+++ RECORDS FOR THIS TASK

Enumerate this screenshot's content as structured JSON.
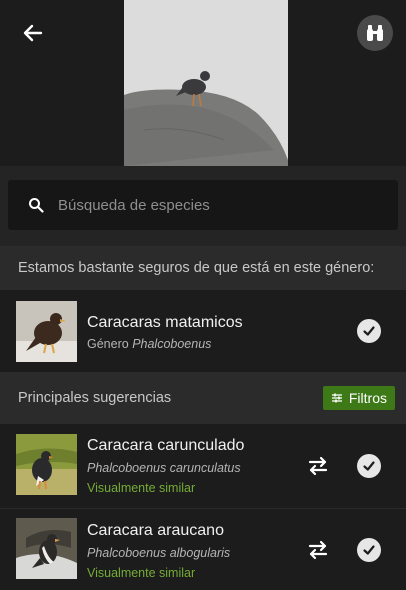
{
  "header": {
    "back_icon": "arrow-left-icon",
    "compare_icon": "binoculars-icon"
  },
  "search": {
    "placeholder": "Búsqueda de especies",
    "icon": "search-icon"
  },
  "genus_section": {
    "heading": "Estamos bastante seguros de que está en este género:",
    "item": {
      "name": "Caracaras matamicos",
      "rank_label": "Género",
      "scientific": "Phalcoboenus"
    }
  },
  "suggestions_section": {
    "heading": "Principales sugerencias",
    "filter_label": "Filtros",
    "items": [
      {
        "name": "Caracara carunculado",
        "scientific": "Phalcoboenus carunculatus",
        "tag": "Visualmente similar"
      },
      {
        "name": "Caracara araucano",
        "scientific": "Phalcoboenus albogularis",
        "tag": "Visualmente similar"
      }
    ]
  },
  "colors": {
    "accent_green": "#3d7a17",
    "tag_green": "#74ac35",
    "background": "#2b2b2b",
    "row_background": "#1c1c1c"
  }
}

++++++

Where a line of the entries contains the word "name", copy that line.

▶ _EXERCISE RESULT_
      "name": "Caracaras matamicos",
        "name": "Caracara carunculado",
        "name": "Caracara araucano",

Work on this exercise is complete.